March 3, 2011
This week I had the honor of speaking to the especially savvy East Brunswick SEPTA (special education PTA) on the BBBSAT tour, and I am relieved to report the gig went well. Amongst the incredibly receptive audience members were my mom, Susan Preston, former Assistant Superintendent of Washington Township Public Schools, and Justin’s autism fairy godmother, Ellen Murphy, Director of Special Services for East Brunswick, so there was just the teensy-weensiest bit of pressure to get it right. I’ve now done a number of these speeches since I began the “tour” last fall, and fortunately I no longer physically react to public speaking like I did for my premiere event in Maryland. Intellectually I loved talking to that first crowd, however physiologically my body reacted in a way I am certain would put toxic shock syndrome to shame. Monday night however, once I got over my standard speech anxieties (is there food in my teeth/will I forget my name/will my mommy be proud of me), I managed to relax, and truly enjoyed sharing my story with the group.
Thank God nobody told my teen-aged self that I’d one day consider public speaking about my autistic kids to be a fabulous girls’ night out.
Believe it or not, it’s actually been difficult to score these speaking engagements. Special education PTAs and autism organizations are serious business now, and I’ve found a number of them to be booked through 2012 with people far more accomplished than myself as presenters. There is also the issue of some parent-teacher associations being run through their local Board of Education, which generally precludes them from inviting anyone to their meetings who is shamelessly hawking their own products, which at the moment, is moi. I was once denied an invitation to a particular district because a SEPTA president didn’t find me to be “special” (but my Grannies said I was), and although the sentiment didn’t sound very nice, she was actually right. As of today, all I’ve done is written an unpublished manuscript, authored a blog, conducted some fundraising, and done a wee bit of public speaking.
As have about twelve thousand other parents with kids on the spectrum.
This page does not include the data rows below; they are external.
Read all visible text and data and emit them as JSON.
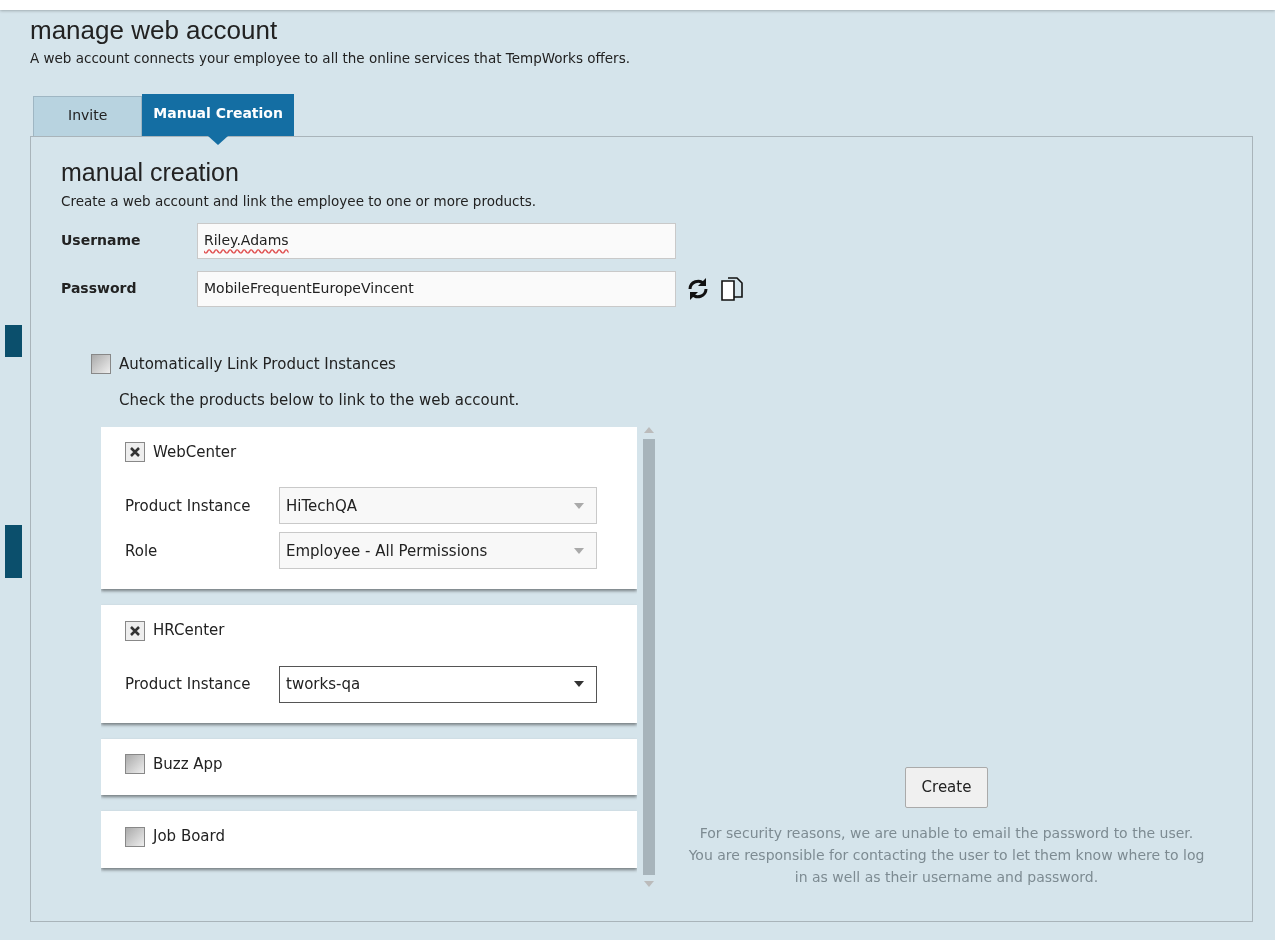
{
  "header": {
    "title": "manage web account",
    "subtitle": "A web account connects your employee to all the online services that TempWorks offers."
  },
  "tabs": [
    {
      "label": "Invite",
      "selected": false
    },
    {
      "label": "Manual Creation",
      "selected": true
    }
  ],
  "panel": {
    "title": "manual creation",
    "subtitle": "Create a web account and link the employee to one or more products.",
    "fields": [
      {
        "label": "Username",
        "value": "Riley.Adams",
        "kind": "text"
      },
      {
        "label": "Password",
        "value": "MobileFrequentEuropeVincent",
        "kind": "password"
      }
    ],
    "auto_link": {
      "label": "Automatically Link Product Instances",
      "checked": false
    },
    "hint": "Check the products below to link to the web account.",
    "products": [
      {
        "name": "WebCenter",
        "checked": true,
        "fields": [
          {
            "label": "Product Instance",
            "value": "HiTechQA",
            "disabled": true
          },
          {
            "label": "Role",
            "value": "Employee - All Permissions",
            "disabled": true
          }
        ]
      },
      {
        "name": "HRCenter",
        "checked": true,
        "fields": [
          {
            "label": "Product Instance",
            "value": "tworks-qa",
            "disabled": false
          }
        ]
      },
      {
        "name": "Buzz App",
        "checked": false
      },
      {
        "name": "Job Board",
        "checked": false
      }
    ],
    "create_button": "Create",
    "note": "For security reasons, we are unable to email the password to the user.  You are responsible for contacting the user to let them know where to log in as well as their username and password."
  }
}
Although I may not be “special”, I am however a girl with some big plans, which I’m not quite ready to reveal to you yet (I know, how will you sleep at night?). The plan involves the public schools, and I’ll be in partnership with my mom, whom I consider to be the Kevin Bacon of special education (hell, if you work in New Jersey and you don’t know Susan Preston, then who the hell are you anyway?). Things are in the works, and I hope to be more forthcoming in the months to come.
I promise, one day I’ll tell.
But for today, as I celebrate my blog’s year anniversary, I’d like to express my deepest gratitude to my husband who encouraged (harassed) me to do this in the first place, as well as extend that gratitude to the blogging community, who have been so receptive and extremely patient with my learning curve. I’d also like to thank everyone who helped me to write and edit my manuscript, and managed to remain friends with me as well. I particularly want to extend a huge thanks to the editors of Exceptional Parent Magazine, who will be kind enough to let an unknown housewife debut her first published article this spring. For this opportunity especially, I am really, really, ridiculously grateful.
Last, and certainly not least, I simply want to say thanks to the schools and PTAs who have invited just another autism mom into their fold, and have subsequently been so warm and welcoming. It has taken years, but I finally feel like my family is in a good place, with both kids productive, healthy, and happy. It’s time for me to give back to the community, and I’m just so appreciative of everyone who is giving me the opportunity to do so.
From the depths of my heart, thank you.